Teaching Mrs. Tingle (1999) - D+
Given that this forgotten teen thriller gestated within the mind of "Scream" scribe Kevin Williamson, it's weird to observe that the biggest flaw is sloppy writing. Helen Mirren is fantastic as the title character, a ruthless teacher intent on sabotaging a promising student's future, but the young cast (including Katie Holmes) are disappointingly wet. The picture opens with an enjoyably snarky classroom exchange and home invasion set-up, but things ultimately devolve into bloodless nonsense with lashings of weak comedy. The finale is ridiculous in a contrived rather than fun sense, with the poorly formed characters robbing Williamson's film of any logical motivation.
Dredd (2012) - A-
Lean, gnarly and exhilarating, "Dredd" is the adaptation this comic-book antihero has been waiting for. Director Pete Travis winds a tight action narrative around a well realized and blood drenched dystopia.
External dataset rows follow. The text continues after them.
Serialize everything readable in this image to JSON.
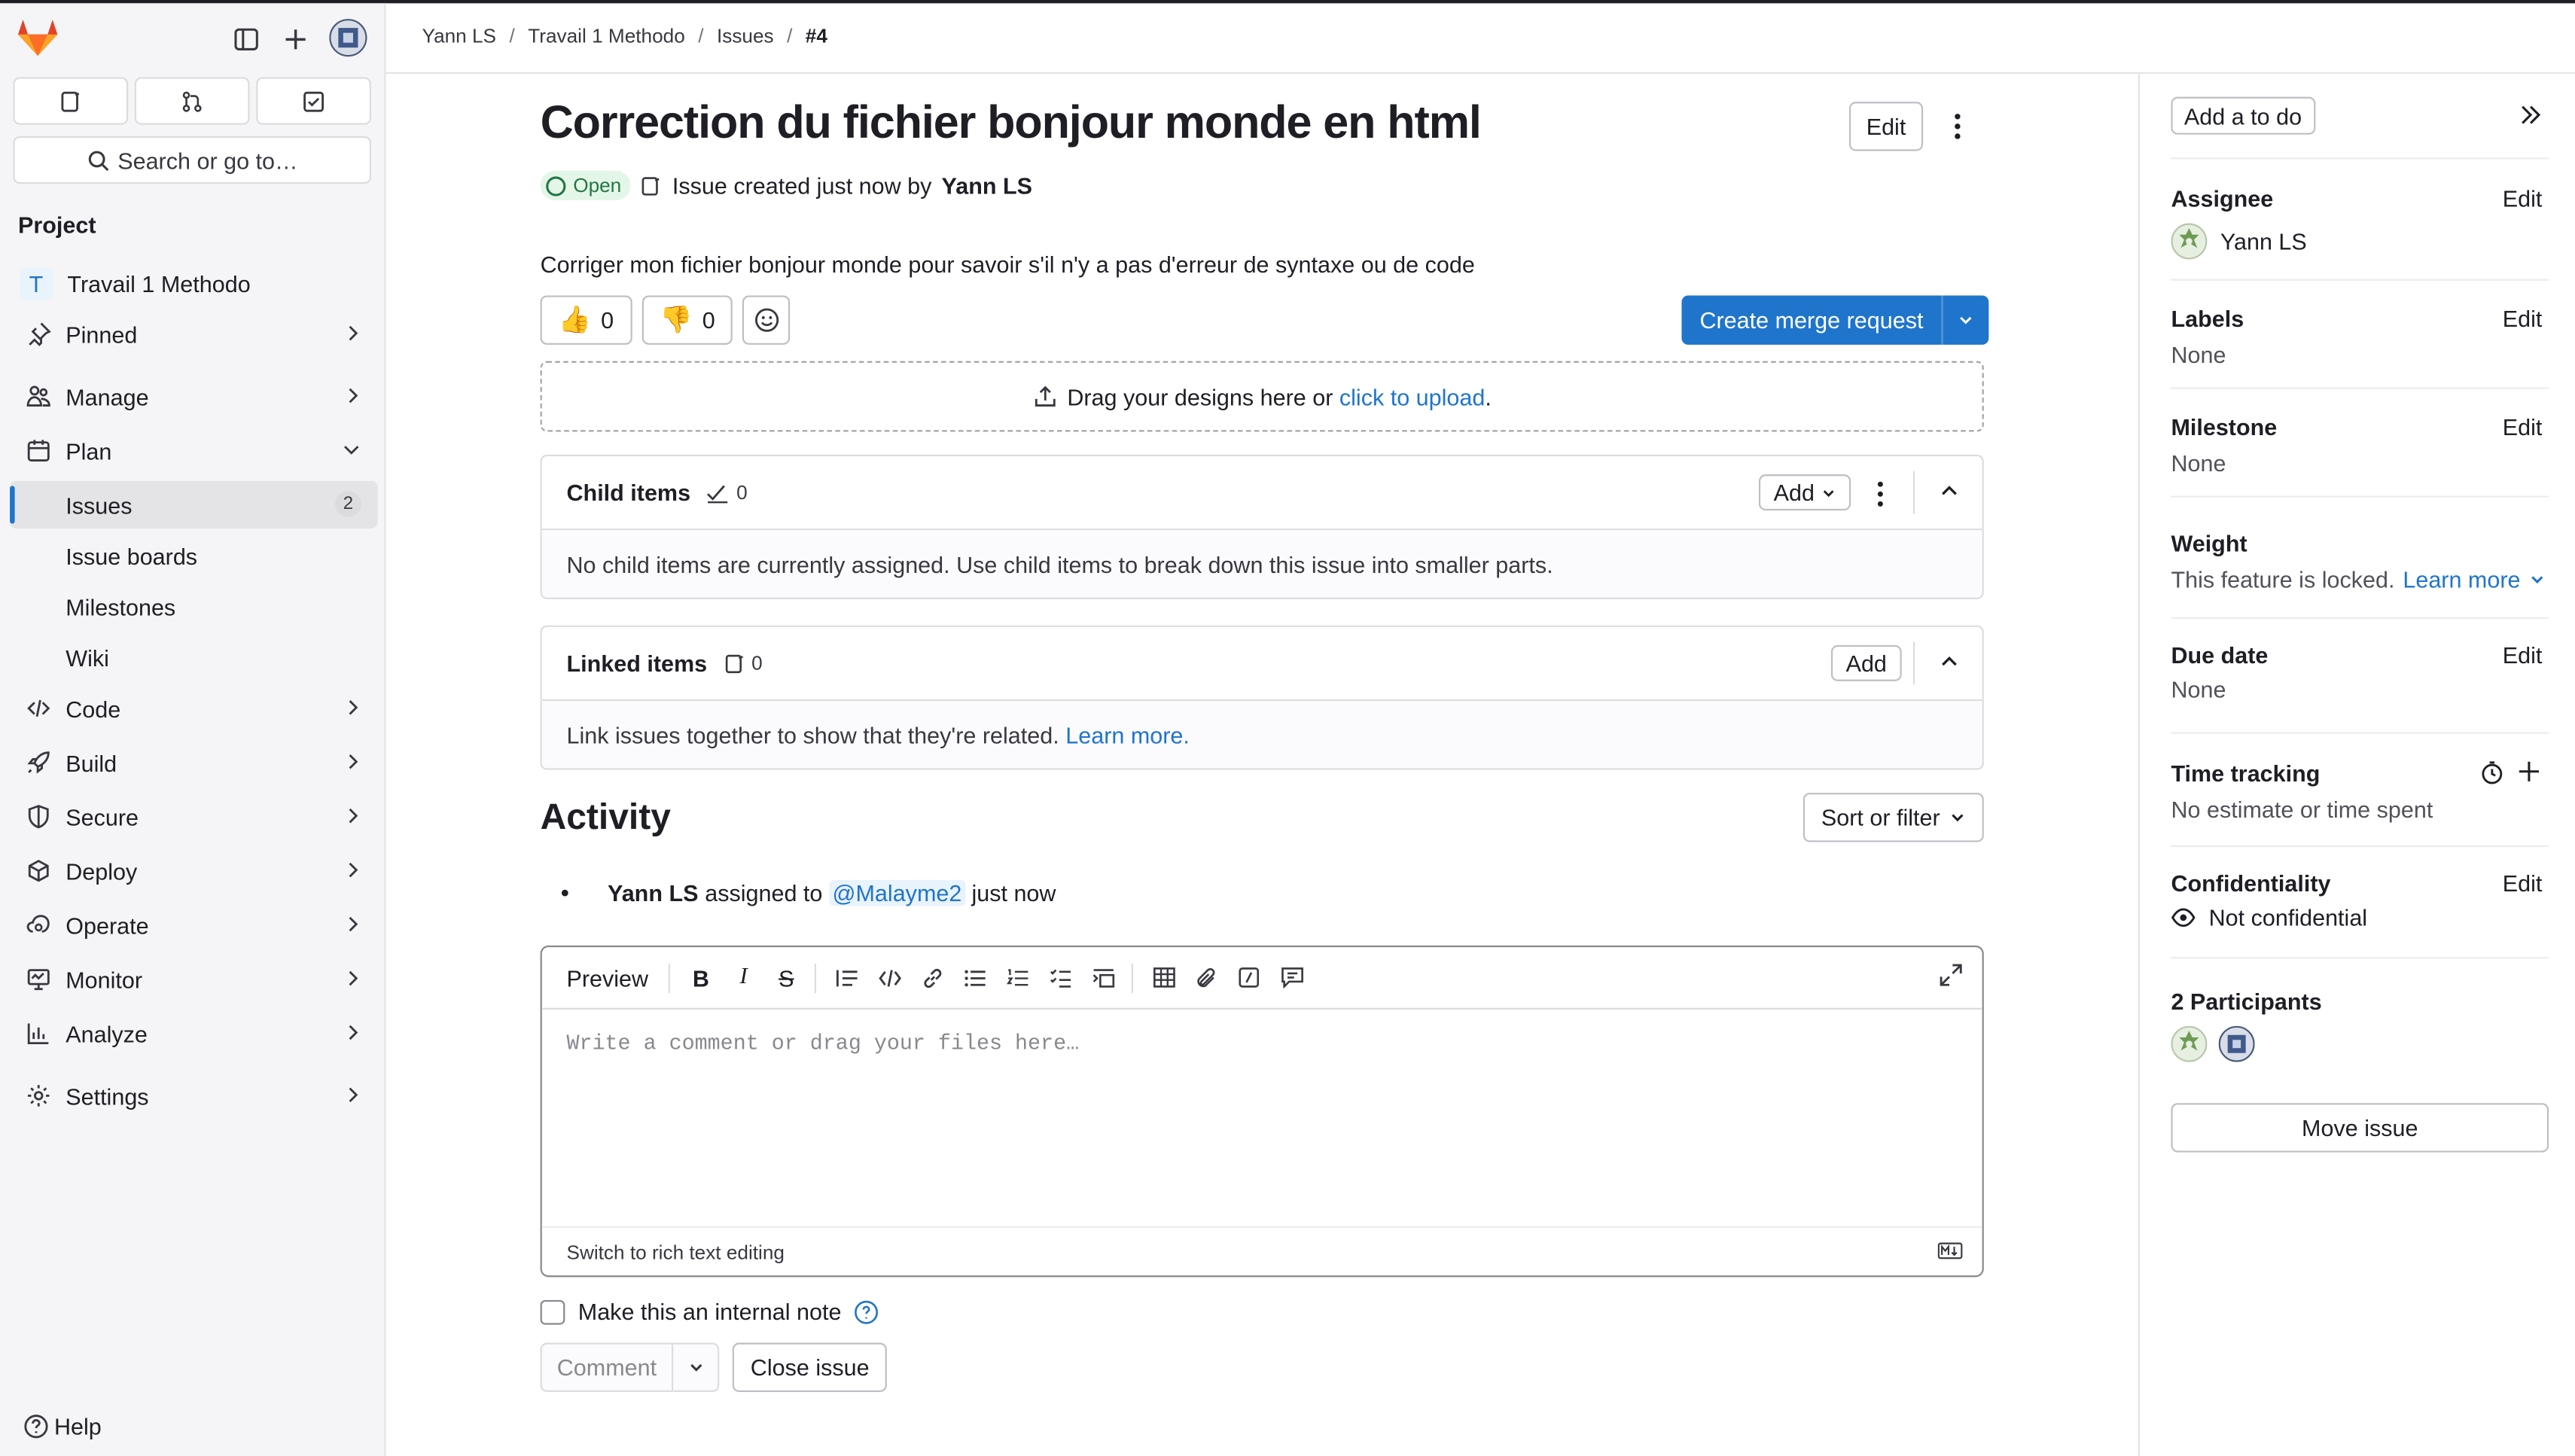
{
  "breadcrumbs": [
    "Yann LS",
    "Travail 1 Methodo",
    "Issues",
    "#4"
  ],
  "sidebar": {
    "search_label": "Search or go to…",
    "section_title": "Project",
    "project_initial": "T",
    "project_name": "Travail 1 Methodo",
    "pinned": "Pinned",
    "manage": "Manage",
    "plan": "Plan",
    "issues": "Issues",
    "issues_count": "2",
    "issue_boards": "Issue boards",
    "milestones": "Milestones",
    "wiki": "Wiki",
    "code": "Code",
    "build": "Build",
    "secure": "Secure",
    "deploy": "Deploy",
    "operate": "Operate",
    "monitor": "Monitor",
    "analyze": "Analyze",
    "settings": "Settings",
    "help": "Help"
  },
  "issue": {
    "title": "Correction du fichier bonjour monde en html",
    "edit_label": "Edit",
    "status": "Open",
    "created_prefix": "Issue created just now by",
    "author": "Yann LS",
    "description": "Corriger mon fichier bonjour monde pour savoir s'il n'y a pas d'erreur de syntaxe ou de code",
    "thumbs_up": "0",
    "thumbs_down": "0",
    "create_mr_label": "Create merge request",
    "dropzone_text": "Drag your designs here or",
    "dropzone_link": "click to upload",
    "dropzone_end": "."
  },
  "child_items": {
    "title": "Child items",
    "count": "0",
    "add_label": "Add",
    "empty": "No child items are currently assigned. Use child items to break down this issue into smaller parts."
  },
  "linked_items": {
    "title": "Linked items",
    "count": "0",
    "add_label": "Add",
    "empty": "Link issues together to show that they're related.",
    "learn_more": "Learn more."
  },
  "activity": {
    "title": "Activity",
    "sort_label": "Sort or filter",
    "entry_actor": "Yann LS",
    "entry_action": "assigned to",
    "entry_target": "@Malayme2",
    "entry_time": "just now"
  },
  "editor": {
    "preview_label": "Preview",
    "placeholder": "Write a comment or drag your files here…",
    "switch_label": "Switch to rich text editing",
    "internal_note": "Make this an internal note",
    "comment_label": "Comment",
    "close_label": "Close issue"
  },
  "right_sidebar": {
    "todo_label": "Add a to do",
    "edit_label": "Edit",
    "assignee_label": "Assignee",
    "assignee_name": "Yann LS",
    "labels_label": "Labels",
    "labels_value": "None",
    "milestone_label": "Milestone",
    "milestone_value": "None",
    "weight_label": "Weight",
    "weight_value": "This feature is locked.",
    "weight_link": "Learn more",
    "due_label": "Due date",
    "due_value": "None",
    "time_label": "Time tracking",
    "time_value": "No estimate or time spent",
    "conf_label": "Confidentiality",
    "conf_value": "Not confidential",
    "participants_label": "2 Participants",
    "move_label": "Move issue"
  },
  "colors": {
    "brand_orange": "#e24329",
    "accent_blue": "#1f75cb",
    "open_green": "#217645"
  }
}
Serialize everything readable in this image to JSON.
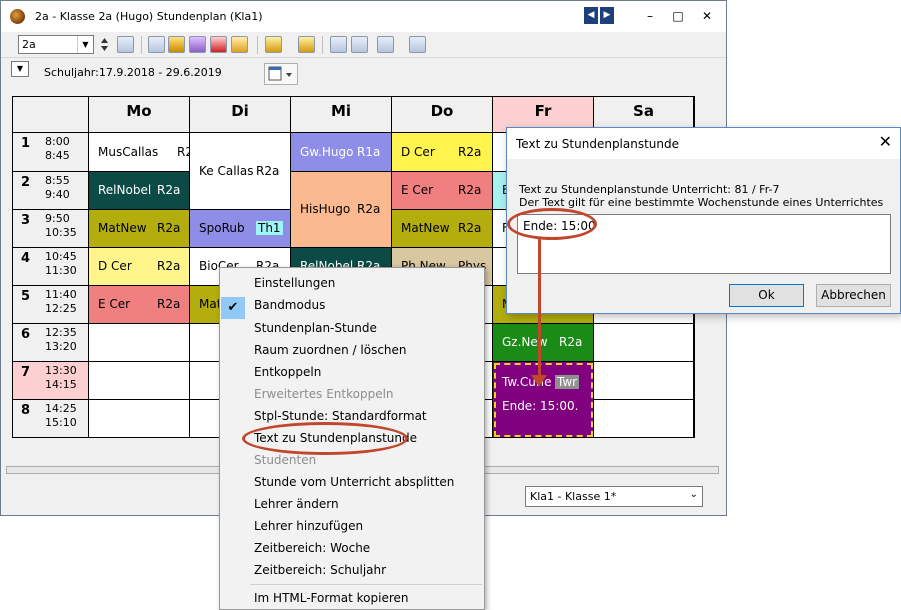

The narrative sees Judge Dredd (played with grumpy stamina by Karl Urban) and a rookie recruit take on a gang leader, forced to do battle with her scurvy minions in a locked down apartment complex. The picture earns its 18 rating effortlessly, although it's not just all shock tactics, there are legitimately rewarding moments of nasty carnage on show too. Tight and efficient with a surprisingly distinct visual palette, "Dredd" is a skilfully assembled joy.
The Campaign (2012) - C
A great cast and a premise flush with possibilities are somewhat wasted in this inoffensive but wholly unmemorable farce. Will Ferrell and Zach Galifianakis play electoral competitors here, vying to represent a small community in Washington. There are a few amusing sequences and a selection of committed comic performances, but the belly laugh quota is soft and the satirical edge decidedly blunt. Not awful, but unlikely to be remembered beyond this year.
Pet Sematary - (1989) - B-
Creepily assembled but diabolically acted, this Stephen King adaptation still manages to rank comfortably above average. Director Mary Lambert has an eye for unsettling imagery whilst King's script juggles threat, grief and even a little black comedy interestingly. The acting is dire (with the exception of Fred Gwynne) and the musical motifs dated, but there are still some rewarding thrills to be derived from this menacing frightener.
Daniel Kelly, 2012